Lines containing the word "JSON" are the ones to copy from the records below.
[DATA SUPPLIED — start]
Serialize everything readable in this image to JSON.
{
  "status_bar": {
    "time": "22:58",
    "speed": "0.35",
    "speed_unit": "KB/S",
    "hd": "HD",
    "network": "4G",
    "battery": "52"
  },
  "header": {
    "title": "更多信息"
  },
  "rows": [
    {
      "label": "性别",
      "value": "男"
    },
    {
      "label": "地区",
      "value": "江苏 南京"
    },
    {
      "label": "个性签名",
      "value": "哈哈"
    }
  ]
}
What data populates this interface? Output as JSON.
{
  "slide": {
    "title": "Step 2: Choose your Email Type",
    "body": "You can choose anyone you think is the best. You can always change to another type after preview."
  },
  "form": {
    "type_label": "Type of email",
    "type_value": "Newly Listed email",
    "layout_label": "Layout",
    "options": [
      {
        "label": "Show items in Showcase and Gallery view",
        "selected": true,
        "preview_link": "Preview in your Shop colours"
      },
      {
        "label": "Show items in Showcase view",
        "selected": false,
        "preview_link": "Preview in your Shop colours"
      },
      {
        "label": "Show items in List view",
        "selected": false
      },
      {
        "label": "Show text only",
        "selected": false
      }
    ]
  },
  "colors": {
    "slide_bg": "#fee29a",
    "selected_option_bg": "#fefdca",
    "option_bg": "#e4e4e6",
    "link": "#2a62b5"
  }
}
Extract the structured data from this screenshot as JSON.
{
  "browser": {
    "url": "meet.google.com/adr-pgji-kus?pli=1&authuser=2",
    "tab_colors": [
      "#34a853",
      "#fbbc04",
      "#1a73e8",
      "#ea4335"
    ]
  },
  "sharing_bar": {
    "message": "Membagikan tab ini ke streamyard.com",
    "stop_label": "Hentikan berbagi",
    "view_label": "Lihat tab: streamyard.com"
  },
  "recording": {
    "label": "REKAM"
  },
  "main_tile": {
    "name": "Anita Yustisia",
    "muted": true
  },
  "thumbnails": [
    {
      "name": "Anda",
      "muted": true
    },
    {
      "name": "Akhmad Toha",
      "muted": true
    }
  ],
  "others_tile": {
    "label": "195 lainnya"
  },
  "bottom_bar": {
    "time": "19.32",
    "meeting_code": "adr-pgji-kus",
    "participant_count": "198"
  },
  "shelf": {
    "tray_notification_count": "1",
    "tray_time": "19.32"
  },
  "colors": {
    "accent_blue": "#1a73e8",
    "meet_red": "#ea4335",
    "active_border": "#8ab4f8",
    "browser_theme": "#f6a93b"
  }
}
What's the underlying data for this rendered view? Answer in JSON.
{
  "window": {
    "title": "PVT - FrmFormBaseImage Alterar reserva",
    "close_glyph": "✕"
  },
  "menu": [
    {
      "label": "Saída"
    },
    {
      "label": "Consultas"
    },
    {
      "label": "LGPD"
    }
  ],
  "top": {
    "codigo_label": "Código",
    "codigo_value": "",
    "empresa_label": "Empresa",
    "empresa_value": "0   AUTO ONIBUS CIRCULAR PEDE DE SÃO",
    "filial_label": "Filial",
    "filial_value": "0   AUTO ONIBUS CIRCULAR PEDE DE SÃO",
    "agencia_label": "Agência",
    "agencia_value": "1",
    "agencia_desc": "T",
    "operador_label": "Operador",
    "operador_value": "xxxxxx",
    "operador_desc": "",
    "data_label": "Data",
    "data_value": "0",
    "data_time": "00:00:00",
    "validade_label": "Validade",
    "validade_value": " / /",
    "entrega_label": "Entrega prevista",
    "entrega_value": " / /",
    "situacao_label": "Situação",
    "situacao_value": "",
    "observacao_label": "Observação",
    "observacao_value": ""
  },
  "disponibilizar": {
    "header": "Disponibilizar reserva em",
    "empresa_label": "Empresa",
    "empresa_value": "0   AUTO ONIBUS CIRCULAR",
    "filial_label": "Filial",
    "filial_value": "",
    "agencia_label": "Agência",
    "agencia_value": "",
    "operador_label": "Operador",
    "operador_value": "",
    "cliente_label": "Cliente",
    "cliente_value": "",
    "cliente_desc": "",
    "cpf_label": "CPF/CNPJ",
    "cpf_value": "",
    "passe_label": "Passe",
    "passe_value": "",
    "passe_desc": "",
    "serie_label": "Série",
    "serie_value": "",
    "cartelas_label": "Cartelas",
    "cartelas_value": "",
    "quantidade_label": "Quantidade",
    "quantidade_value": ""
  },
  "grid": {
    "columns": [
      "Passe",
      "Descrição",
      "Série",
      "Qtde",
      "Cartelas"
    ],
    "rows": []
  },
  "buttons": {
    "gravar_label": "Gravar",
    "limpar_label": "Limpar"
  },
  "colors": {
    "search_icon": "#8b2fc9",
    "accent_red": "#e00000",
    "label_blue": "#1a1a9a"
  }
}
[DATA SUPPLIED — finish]
EXPECTED OUTPUT »
Serialize everything readable in this image to JSON.
What data populates this interface? Output as JSON.
Extract the structured data from this screenshot as JSON.
What's the underlying data for this rendered view? Answer in JSON.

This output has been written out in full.